__Problem requirements__. Pull every line containing the word "value" out of the material below.

__Data shown__.
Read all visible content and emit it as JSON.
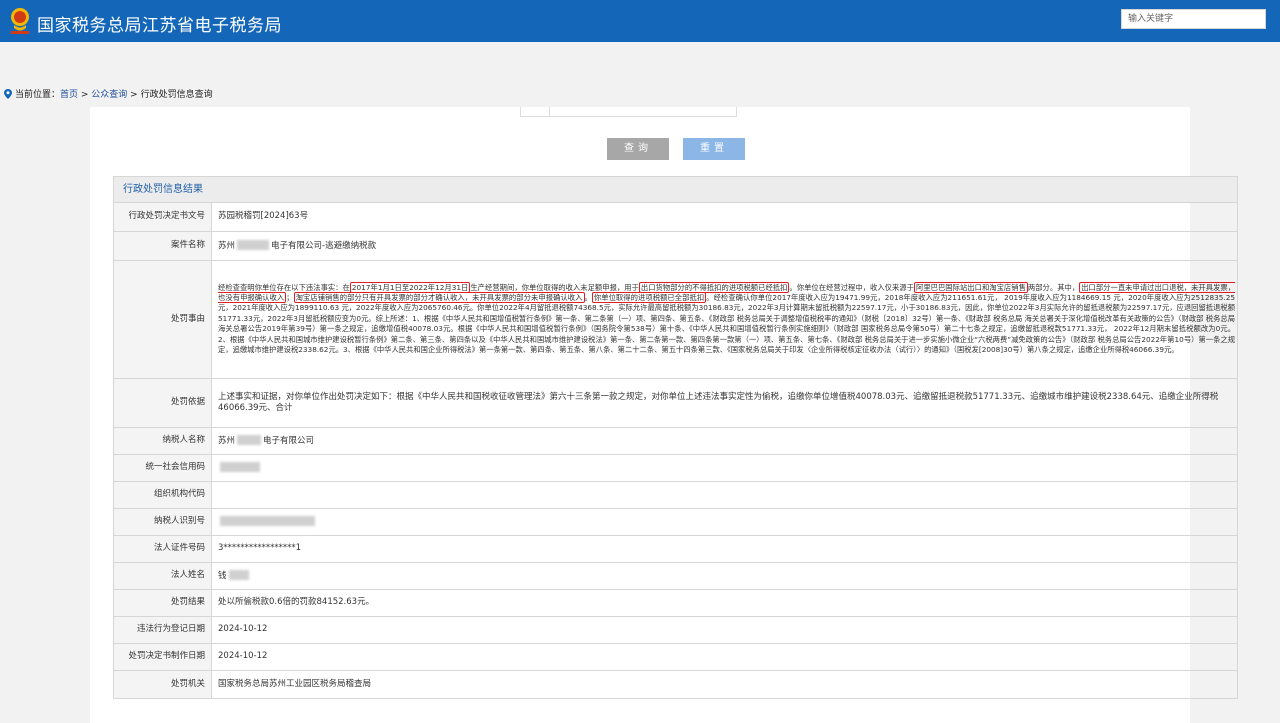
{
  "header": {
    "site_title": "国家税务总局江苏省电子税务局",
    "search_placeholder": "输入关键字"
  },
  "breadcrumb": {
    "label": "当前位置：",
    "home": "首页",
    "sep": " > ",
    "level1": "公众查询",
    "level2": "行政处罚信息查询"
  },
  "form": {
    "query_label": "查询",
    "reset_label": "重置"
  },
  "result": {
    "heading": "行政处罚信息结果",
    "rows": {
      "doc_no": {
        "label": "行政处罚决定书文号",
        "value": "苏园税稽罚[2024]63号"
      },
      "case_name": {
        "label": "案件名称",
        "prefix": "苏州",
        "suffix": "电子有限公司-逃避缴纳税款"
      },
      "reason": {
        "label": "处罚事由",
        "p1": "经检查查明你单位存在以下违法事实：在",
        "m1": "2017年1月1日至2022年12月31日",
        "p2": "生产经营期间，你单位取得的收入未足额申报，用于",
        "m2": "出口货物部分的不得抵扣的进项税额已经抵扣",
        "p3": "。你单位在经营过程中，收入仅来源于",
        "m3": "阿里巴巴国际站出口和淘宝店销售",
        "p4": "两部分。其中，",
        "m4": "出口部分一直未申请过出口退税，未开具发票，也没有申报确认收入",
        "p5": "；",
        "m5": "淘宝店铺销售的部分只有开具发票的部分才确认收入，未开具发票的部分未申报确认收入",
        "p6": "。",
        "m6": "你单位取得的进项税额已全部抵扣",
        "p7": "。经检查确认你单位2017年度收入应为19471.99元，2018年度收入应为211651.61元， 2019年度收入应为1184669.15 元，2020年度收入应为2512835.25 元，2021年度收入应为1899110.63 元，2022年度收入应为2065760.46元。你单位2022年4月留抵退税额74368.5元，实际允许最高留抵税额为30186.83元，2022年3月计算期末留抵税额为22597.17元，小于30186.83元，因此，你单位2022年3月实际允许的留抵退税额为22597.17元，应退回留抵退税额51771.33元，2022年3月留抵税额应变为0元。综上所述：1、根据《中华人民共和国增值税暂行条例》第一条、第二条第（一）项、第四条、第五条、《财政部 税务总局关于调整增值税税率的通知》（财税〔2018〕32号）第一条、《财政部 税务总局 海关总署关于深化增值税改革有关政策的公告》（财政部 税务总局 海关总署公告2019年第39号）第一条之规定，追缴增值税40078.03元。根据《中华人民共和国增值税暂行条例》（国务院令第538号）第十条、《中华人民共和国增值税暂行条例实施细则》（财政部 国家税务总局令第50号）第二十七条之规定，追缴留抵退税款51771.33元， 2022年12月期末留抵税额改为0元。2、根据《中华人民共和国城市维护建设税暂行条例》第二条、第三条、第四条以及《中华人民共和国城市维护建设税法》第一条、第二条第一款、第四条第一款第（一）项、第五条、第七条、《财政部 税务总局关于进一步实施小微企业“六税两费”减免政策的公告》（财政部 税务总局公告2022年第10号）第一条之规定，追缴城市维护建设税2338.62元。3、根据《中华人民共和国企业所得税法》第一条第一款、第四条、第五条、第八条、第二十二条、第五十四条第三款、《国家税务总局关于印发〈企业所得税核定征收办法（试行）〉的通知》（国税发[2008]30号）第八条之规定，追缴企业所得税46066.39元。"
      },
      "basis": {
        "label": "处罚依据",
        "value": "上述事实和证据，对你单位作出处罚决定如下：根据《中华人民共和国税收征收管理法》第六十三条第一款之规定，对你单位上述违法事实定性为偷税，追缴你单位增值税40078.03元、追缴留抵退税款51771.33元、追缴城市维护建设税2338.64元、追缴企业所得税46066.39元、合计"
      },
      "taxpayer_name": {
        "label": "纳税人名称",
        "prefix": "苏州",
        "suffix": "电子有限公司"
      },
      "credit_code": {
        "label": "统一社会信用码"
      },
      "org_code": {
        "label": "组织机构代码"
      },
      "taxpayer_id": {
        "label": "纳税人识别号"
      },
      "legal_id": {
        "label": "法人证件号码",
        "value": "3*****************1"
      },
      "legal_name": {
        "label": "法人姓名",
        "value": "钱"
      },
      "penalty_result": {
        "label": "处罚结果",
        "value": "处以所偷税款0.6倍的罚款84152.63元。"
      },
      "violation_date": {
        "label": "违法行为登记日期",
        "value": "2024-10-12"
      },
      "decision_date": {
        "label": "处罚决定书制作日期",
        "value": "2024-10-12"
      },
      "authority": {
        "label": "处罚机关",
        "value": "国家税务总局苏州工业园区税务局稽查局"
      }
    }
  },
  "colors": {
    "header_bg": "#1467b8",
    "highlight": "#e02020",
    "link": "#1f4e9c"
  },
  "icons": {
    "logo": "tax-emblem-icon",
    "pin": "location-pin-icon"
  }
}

__Solution to this exercise__.
        "value": "苏园税稽罚[2024]63号"
        "value": "上述事实和证据，对你单位作出处罚决定如下：根据《中华人民共和国税收征收管理法》第六十三条第一款之规定，对你单位上述违法事实定性为偷税，追缴你单位增值税40078.03元、追缴留抵退税款51771.33元、追缴城市维护建设税2338.64元、追缴企业所得税46066.39元、合计"
        "value": "3*****************1"
        "value": "钱"
        "value": "处以所偷税款0.6倍的罚款84152.63元。"
        "value": "2024-10-12"
        "value": "2024-10-12"
        "value": "国家税务总局苏州工业园区税务局稽查局"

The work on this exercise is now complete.